For the many tourists hoping to take advantage of Switzerland’s striking natural beauty during outdoor activities, it’s important to visit at the right time. Skiers and snowboarders would do well to visit from December through March, as the snow starts to melt around mid-April. Those in search of sunnier outdoor pursuits should avoid the winter months and opt to visit from late June through September, when conditions are ideal for hiking, kayaking, canyoning or other alpine offerings.
In addition to religious holidays, Switzerland boasts numerous festivals throughout the year. During Switzerland’s National Day (Bundesfeier) on August 1st, towns countrywide celebrate with fireworks and concerts. The most famous Bundesfeier celebrations are at Rhine Falls, which are specially lit for the occasion.
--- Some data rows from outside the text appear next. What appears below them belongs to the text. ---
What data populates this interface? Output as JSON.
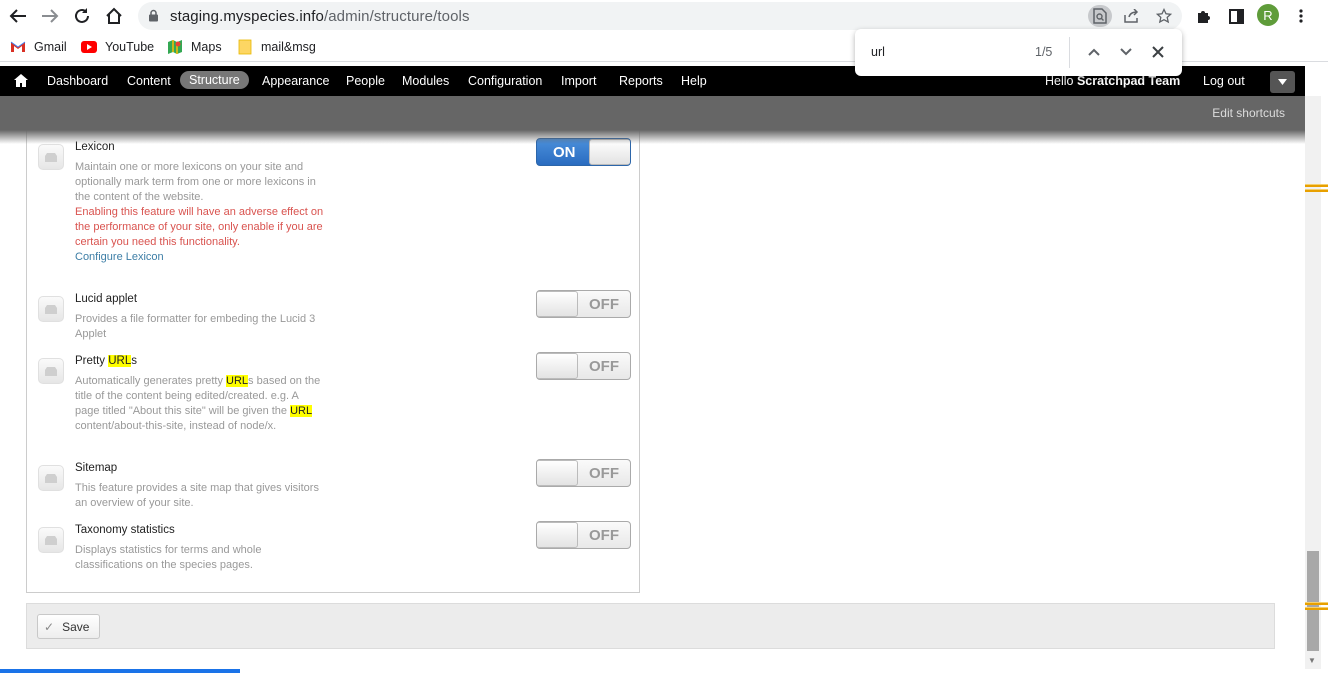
{
  "browser": {
    "url_host": "staging.myspecies.info",
    "url_path": "/admin/structure/tools",
    "bookmarks": [
      {
        "label": "Gmail",
        "icon": "gmail-icon"
      },
      {
        "label": "YouTube",
        "icon": "youtube-icon"
      },
      {
        "label": "Maps",
        "icon": "maps-icon"
      },
      {
        "label": "mail&msg",
        "icon": "folder-icon"
      }
    ],
    "avatar_letter": "R",
    "find": {
      "query": "url",
      "count": "1/5"
    }
  },
  "admin_bar": {
    "items": [
      "Dashboard",
      "Content",
      "Structure",
      "Appearance",
      "People",
      "Modules",
      "Configuration",
      "Import",
      "Reports",
      "Help"
    ],
    "active": "Structure",
    "hello_prefix": "Hello ",
    "hello_user": "Scratchpad Team",
    "logout": "Log out",
    "edit_shortcuts": "Edit shortcuts"
  },
  "tools": [
    {
      "title": "Lexicon",
      "desc": "Maintain one or more lexicons on your site and optionally mark term from one or more lexicons in the content of the website.",
      "warning": "Enabling this feature will have an adverse effect on the performance of your site, only enable if you are certain you need this functionality.",
      "link": "Configure Lexicon",
      "state": "ON"
    },
    {
      "title": "Lucid applet",
      "desc": "Provides a file formatter for embeding the Lucid 3 Applet",
      "state": "OFF"
    },
    {
      "title_parts": [
        "Pretty ",
        "URL",
        "s"
      ],
      "desc_parts": [
        "Automatically generates pretty ",
        "URL",
        "s based on the title of the content being edited/created. e.g. A page titled \"About this site\" will be given the ",
        "URL",
        " content/about-this-site, instead of node/x."
      ],
      "state": "OFF"
    },
    {
      "title": "Sitemap",
      "desc": "This feature provides a site map that gives visitors an overview of your site.",
      "state": "OFF"
    },
    {
      "title": "Taxonomy statistics",
      "desc": "Displays statistics for terms and whole classifications on the species pages.",
      "state": "OFF"
    }
  ],
  "actions": {
    "save_label": "Save"
  }
}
In Geneva, visitors can enjoy the city’s annual “L’Escalade” December 11 to 13 festival commemorating Genevans’ holdout in 1602 against invading soldiers with modern-day re-creations featuring period costumes and parades. A month later, the Swiss celebrate Vogel Gryff Volksfest, a centuries-old tradition, wherein a wild masked man flanked by men bearing large flags and canons float down the river on a raft, meeting a lion and griffin on the Middle Bridge at noon. Onlookers celebrate this whimsical ritual with parades, traditional music and dances.